Our team wasn’t supposed to make it to the Sweet Sixteen. We weren’t even supposed to win a game. Then came Ghana, where we looked worse than even the most pessimistic American could have imagined. Yet in the 86thminute, John Brooks’ forehead unleashed the first case of soccer-mania that infected us all.
Against Portugal, the Americans played better than any US squad ever has. Jermaine Jones scored the most incredible goal in America’s history, with Clint Dempsey adding the country’s first crotch-goal as well. And then with seconds left, Ronaldo sent a perfect ball into the box with Silvestre Varela there to center it and tie it up. It was like we were Charlie Brown, the win a football, and Portugal Lucy. The game should have sent the country into pandemonium. Instead, it sent me into a dark depression for days.
Then came the shockingly respectable showing against Germany. During the 1-0 loss that still felt like a win, Germany looked the part of the superior squad. But the difference wasn’t as noticeable as it normally is for Team USA.
And the non-humiliation was just enough. The Group of Death behind them, our Yanks were headed for a Round of 16 match with Belgium.
You all know what happened then.
And yes, if you told me before the Ghana game that we would advance and then lose in the Round of 16, I would be ecstatic. Yes, Jürgen’s boys overachieved. But when a team was so close, had so many opportunities, could have put soccer in America on the level of the NBA and MLB, the loss was more disappointing than had we never scored a goal the whole tournament.
Wondo had an open net and somehow still hit it 20-feet above the crossbar.
There was the extra time free-kick featuring pinball passing and not one shot on goal.
There were crosses.
So many opportunities. All but one wasted.
One too few.
And because of that, here we are, a nation without a team left standing.

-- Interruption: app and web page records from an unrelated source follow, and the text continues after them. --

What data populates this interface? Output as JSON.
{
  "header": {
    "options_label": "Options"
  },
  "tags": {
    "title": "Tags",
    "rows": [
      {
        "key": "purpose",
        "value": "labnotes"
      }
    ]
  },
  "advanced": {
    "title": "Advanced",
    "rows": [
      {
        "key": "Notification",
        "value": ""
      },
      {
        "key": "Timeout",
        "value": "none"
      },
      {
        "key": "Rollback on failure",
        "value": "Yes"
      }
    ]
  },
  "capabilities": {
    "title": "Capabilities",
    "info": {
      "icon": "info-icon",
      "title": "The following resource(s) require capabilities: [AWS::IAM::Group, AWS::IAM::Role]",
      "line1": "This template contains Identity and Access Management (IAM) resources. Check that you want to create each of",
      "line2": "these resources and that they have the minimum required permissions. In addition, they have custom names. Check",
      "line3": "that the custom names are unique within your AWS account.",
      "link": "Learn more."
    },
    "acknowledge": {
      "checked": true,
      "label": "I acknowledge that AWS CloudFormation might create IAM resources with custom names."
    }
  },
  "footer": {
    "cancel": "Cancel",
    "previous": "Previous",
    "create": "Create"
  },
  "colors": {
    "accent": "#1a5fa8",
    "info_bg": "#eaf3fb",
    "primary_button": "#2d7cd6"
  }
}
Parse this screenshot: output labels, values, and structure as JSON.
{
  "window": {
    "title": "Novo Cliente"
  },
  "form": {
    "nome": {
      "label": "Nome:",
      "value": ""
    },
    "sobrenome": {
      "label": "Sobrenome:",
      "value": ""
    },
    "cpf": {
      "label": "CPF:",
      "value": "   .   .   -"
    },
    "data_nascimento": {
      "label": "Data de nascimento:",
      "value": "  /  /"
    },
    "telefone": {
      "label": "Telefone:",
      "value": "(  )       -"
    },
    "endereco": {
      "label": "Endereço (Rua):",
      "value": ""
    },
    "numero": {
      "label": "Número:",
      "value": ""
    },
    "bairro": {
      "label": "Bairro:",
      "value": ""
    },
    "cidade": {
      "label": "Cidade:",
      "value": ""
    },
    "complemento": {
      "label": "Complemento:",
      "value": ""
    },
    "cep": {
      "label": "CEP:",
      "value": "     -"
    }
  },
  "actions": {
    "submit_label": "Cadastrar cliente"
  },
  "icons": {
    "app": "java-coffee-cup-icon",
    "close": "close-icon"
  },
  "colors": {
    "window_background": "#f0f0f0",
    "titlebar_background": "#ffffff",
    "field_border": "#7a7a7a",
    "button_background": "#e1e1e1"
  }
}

I want to be thrilled with the result. At the very least, the sport finally got over the hump of only a cult-following. The old joke within soccer circles is that soccer is America’s sport of the future (since 1972). Now it’s safe to say that soccer is America’s sport of the present (since 2014).
I should be nodding my head in approval as all of ESPN’s talking heads praise the our team’s performance.

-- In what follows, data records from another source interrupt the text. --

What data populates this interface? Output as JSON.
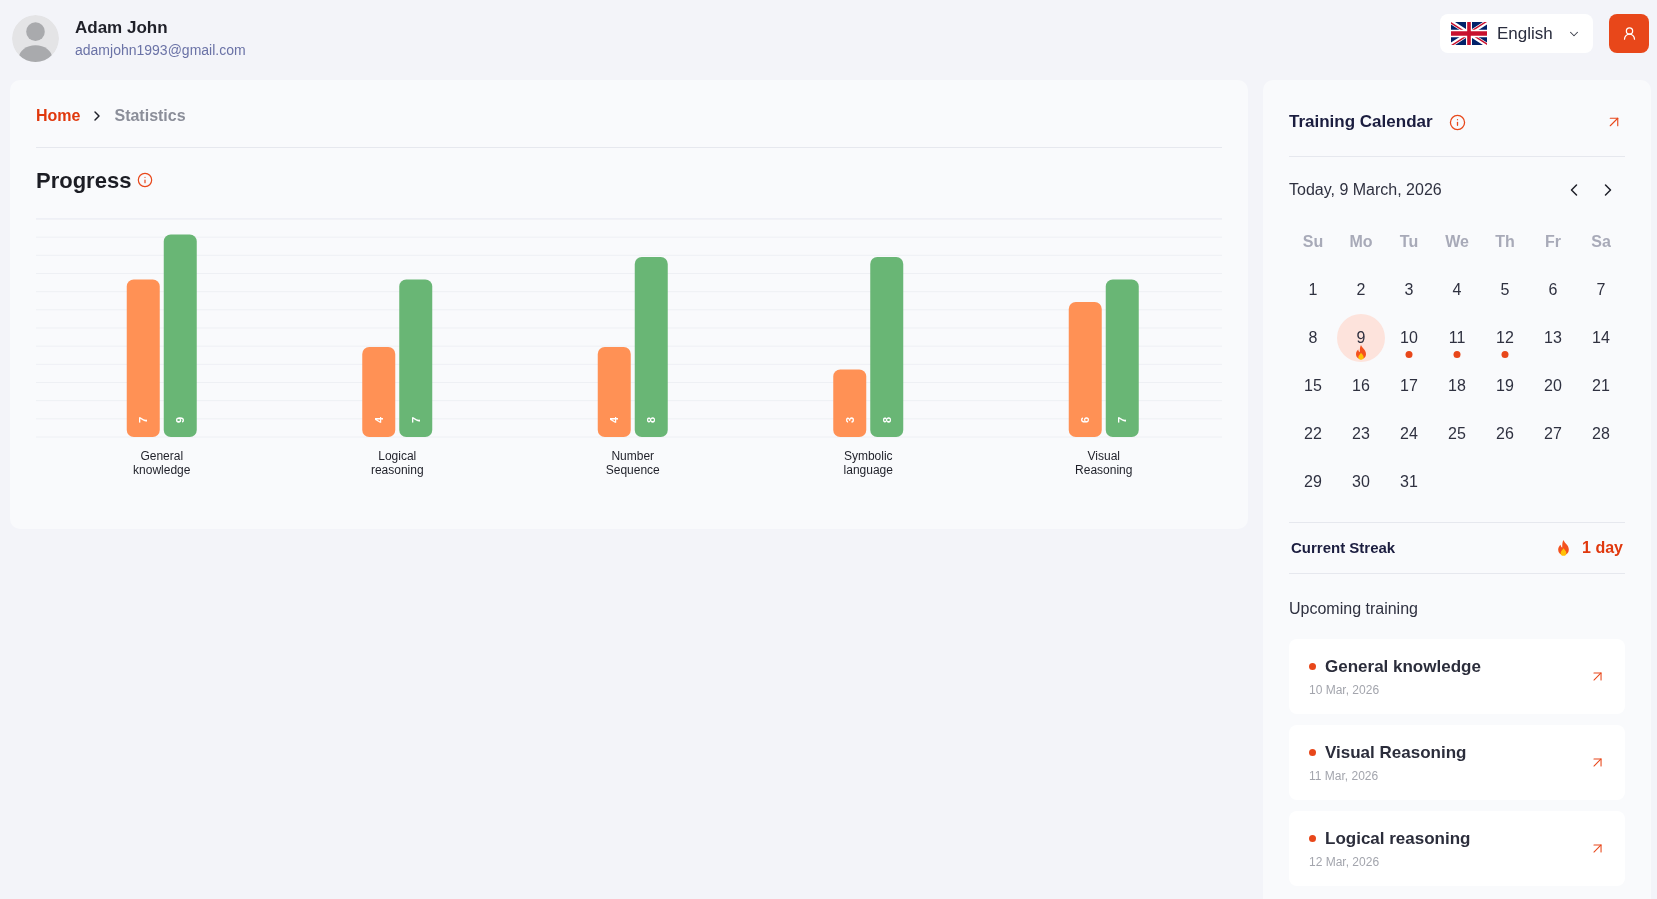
{
  "header": {
    "user": {
      "name": "Adam John",
      "email": "adamjohn1993@gmail.com"
    },
    "language": {
      "label": "English"
    }
  },
  "breadcrumb": [
    {
      "label": "Home",
      "current": false
    },
    {
      "label": "Statistics",
      "current": true
    }
  ],
  "progress": {
    "title": "Progress",
    "chart_data": {
      "type": "bar",
      "categories": [
        "General knowledge",
        "Logical reasoning",
        "Number Sequence",
        "Symbolic language",
        "Visual Reasoning"
      ],
      "series": [
        {
          "color": "#ff9155",
          "values": [
            7,
            4,
            4,
            3,
            6
          ]
        },
        {
          "color": "#69b675",
          "values": [
            9,
            7,
            8,
            8,
            7
          ]
        }
      ],
      "data_labels": true
    }
  },
  "calendar": {
    "title": "Training Calendar",
    "date_label": "Today, 9 March, 2026",
    "weekdays": [
      "Su",
      "Mo",
      "Tu",
      "We",
      "Th",
      "Fr",
      "Sa"
    ],
    "days": [
      {
        "label": "1",
        "today": false,
        "training": false,
        "streak": false
      },
      {
        "label": "2",
        "today": false,
        "training": false,
        "streak": false
      },
      {
        "label": "3",
        "today": false,
        "training": false,
        "streak": false
      },
      {
        "label": "4",
        "today": false,
        "training": false,
        "streak": false
      },
      {
        "label": "5",
        "today": false,
        "training": false,
        "streak": false
      },
      {
        "label": "6",
        "today": false,
        "training": false,
        "streak": false
      },
      {
        "label": "7",
        "today": false,
        "training": false,
        "streak": false
      },
      {
        "label": "8",
        "today": false,
        "training": false,
        "streak": false
      },
      {
        "label": "9",
        "today": true,
        "training": false,
        "streak": true
      },
      {
        "label": "10",
        "today": false,
        "training": true,
        "streak": false
      },
      {
        "label": "11",
        "today": false,
        "training": true,
        "streak": false
      },
      {
        "label": "12",
        "today": false,
        "training": true,
        "streak": false
      },
      {
        "label": "13",
        "today": false,
        "training": false,
        "streak": false
      },
      {
        "label": "14",
        "today": false,
        "training": false,
        "streak": false
      },
      {
        "label": "15",
        "today": false,
        "training": false,
        "streak": false
      },
      {
        "label": "16",
        "today": false,
        "training": false,
        "streak": false
      },
      {
        "label": "17",
        "today": false,
        "training": false,
        "streak": false
      },
      {
        "label": "18",
        "today": false,
        "training": false,
        "streak": false
      },
      {
        "label": "19",
        "today": false,
        "training": false,
        "streak": false
      },
      {
        "label": "20",
        "today": false,
        "training": false,
        "streak": false
      },
      {
        "label": "21",
        "today": false,
        "training": false,
        "streak": false
      },
      {
        "label": "22",
        "today": false,
        "training": false,
        "streak": false
      },
      {
        "label": "23",
        "today": false,
        "training": false,
        "streak": false
      },
      {
        "label": "24",
        "today": false,
        "training": false,
        "streak": false
      },
      {
        "label": "25",
        "today": false,
        "training": false,
        "streak": false
      },
      {
        "label": "26",
        "today": false,
        "training": false,
        "streak": false
      },
      {
        "label": "27",
        "today": false,
        "training": false,
        "streak": false
      },
      {
        "label": "28",
        "today": false,
        "training": false,
        "streak": false
      },
      {
        "label": "29",
        "today": false,
        "training": false,
        "streak": false
      },
      {
        "label": "30",
        "today": false,
        "training": false,
        "streak": false
      },
      {
        "label": "31",
        "today": false,
        "training": false,
        "streak": false
      }
    ]
  },
  "streak": {
    "label": "Current Streak",
    "value": "1 day"
  },
  "upcoming": {
    "title": "Upcoming training",
    "items": [
      {
        "title": "General knowledge",
        "date": "10 Mar, 2026"
      },
      {
        "title": "Visual Reasoning",
        "date": "11 Mar, 2026"
      },
      {
        "title": "Logical reasoning",
        "date": "12 Mar, 2026"
      }
    ]
  }
}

I should be getting excited about Bayern Munich’s wünderkid Julian Green and Arsenal’s Gedion Zelalem as they lead a new generation of US teams.
But I keep going back to the wide open net in Salvador and Chris Wondoloski’s face as he sent the ball that could have been American’s Miracle on Ice moment up to the crowd.
I shouldn’t be so down, but how can everybody else be so up?
When those opportunities come, you have to take them. We should have been gearing up for Messi and Argentina on July 5, effectively extending Fourth of July celebrations an extra day. TV ratings would be, according to an ESPN executive, as high or even higher than a Super Bowl.
Soccer in America could have had better ratings than a Super Bowl.
The fact that we are having the conversation of what could have been is a success in its self. But we still use the words “what could have been”.
What should have been.
Today, nearly a week after the loss, I’m bitter. I’m sad. I can’t stop thinking about the hoards of what if’s.